Koon said that he did attend the public meeting held by NCDOT and spoke with Division 11 Project Manager Dean Ledbetter but “did not get very far.”

“My recourse is to appeal to you,” he told the town board. He told the board, as he did to the county board, that the project would deter new retailers from wanting to locate on the street.

“There’s a chance you might get a Fred’s, there’s a chance you might get a Big Lots, and I’m not trying to disparage those retailers. You will not get any quality retailers, as most of us would define them, with a right in, right out access,” Koon said.

Norman told the business owners that they would consider the comments, but they were not prepared at the time to respond.

“I think the board needs some time to digest what we’ve heard and then we’ll get back together as a board and give our take on it,” Norman said.

“If I say anything, that’s a dangerous highway through there and we’re trying our best to make it safe,” he added.

Ledbetter was in attendance for the meeting and answered several questions from the board about other potential options for the road redesign.

Ledbetter reiterated that the crash rate was more than double the statewide rate for that type of road and that was what prompted the state to want to make significant changes to improve safety.

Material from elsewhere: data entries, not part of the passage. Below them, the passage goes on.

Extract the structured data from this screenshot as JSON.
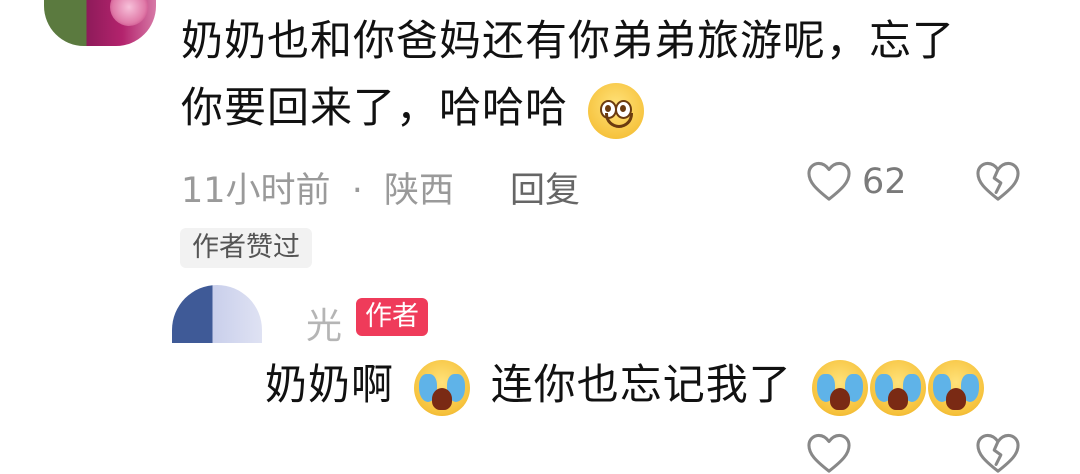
{
  "comment": {
    "text_line1": "奶奶也和你爸妈还有你弟弟旅游呢，忘了",
    "text_line2": "你要回来了，哈哈哈",
    "time": "11小时前",
    "separator": "·",
    "location": "陕西",
    "reply_label": "回复",
    "like_count": "62",
    "liked_by_author_tag": "作者赞过"
  },
  "reply": {
    "author_name": "光",
    "author_badge": "作者",
    "text_part1": "奶奶啊",
    "text_part2": "连你也忘记我了"
  },
  "colors": {
    "meta_gray": "#9a9a9a",
    "badge_red": "#ef3b5a"
  },
  "icons": [
    "smile-emoji-icon",
    "crying-emoji-icon",
    "heart-icon",
    "broken-heart-icon"
  ]
}
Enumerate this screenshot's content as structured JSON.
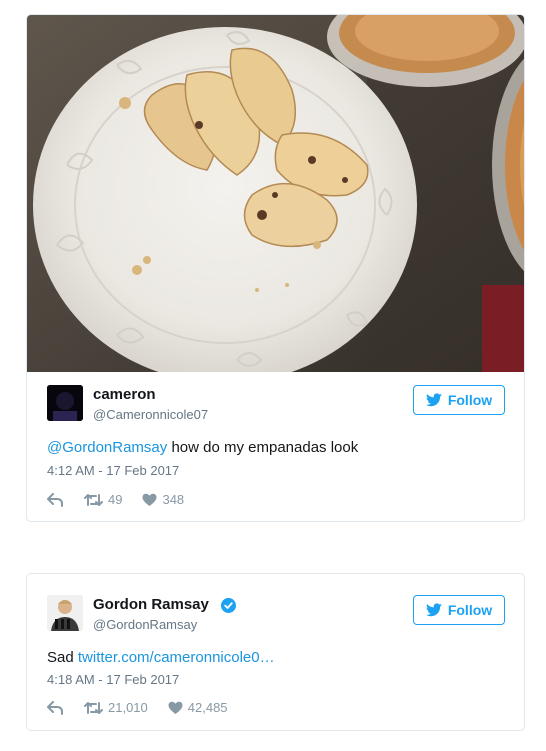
{
  "colors": {
    "twitter_blue": "#1da1f2",
    "link_blue": "#1b95e0",
    "muted": "#657786",
    "icon_gray": "#8899a6",
    "verified": "#1da1f2"
  },
  "tweets": [
    {
      "author_name": "cameron",
      "author_handle": "@Cameronnicole07",
      "follow_label": "Follow",
      "mention": "@GordonRamsay",
      "body": " how do my empanadas look",
      "timestamp": "4:12 AM - 17 Feb 2017",
      "retweets": "49",
      "likes": "348",
      "icons": [
        "reply-icon",
        "retweet-icon",
        "heart-icon"
      ]
    },
    {
      "author_name": "Gordon Ramsay",
      "author_handle": "@GordonRamsay",
      "verified": true,
      "follow_label": "Follow",
      "body_prefix": "Sad ",
      "link_text": "twitter.com/cameronnicole0…",
      "timestamp": "4:18 AM - 17 Feb 2017",
      "retweets": "21,010",
      "likes": "42,485",
      "icons": [
        "reply-icon",
        "retweet-icon",
        "heart-icon"
      ]
    }
  ]
}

“When we get that much above the statewide average, what that tells us is there’s something about that roadway, it’s not just a coincidence. When you get above a certain place statistically, there’s a problem with the roadway. One of the things that could be looked at is continuing that turn lane and making it a five lane, however that doesn’t stop the primary types of crashes out there which are the angle crashes and left turn crashes,” Ledbetter said. “We have had numerous requests over the years to signalize the intersection at Beroth Road, but if you look at the exsiting cues at the traffic signals at Pine Street and the northbound ramps, you already have traffic backed up through Beroth Road. To signalize Beroth Road, if the roadway is full you’ll get to a green light and still have nowhere to go. The only way to fix Beroth Road, really, is to block off that left turn access and Beroth Road is certainly where a large number of the crashes in this corridor are.”

The proposed project is slated for bid in 2021. David Uchiyama, communications officer for NCDOT, said that they are currently in the process of reviewing all of the comments that were received during the comment period, which ended March 31. Those comments will be categorized and all comments will recieve a response, Uchiyama said.

Kitsey Burns Harrison may be reached at 336-679-2341 or on Twitter @RippleReporterK.

Business owners protest proposed “super street” project in Yadkinville. owners protest proposed “super street” project in Yadkinville.

By Kitsey Burns Harrison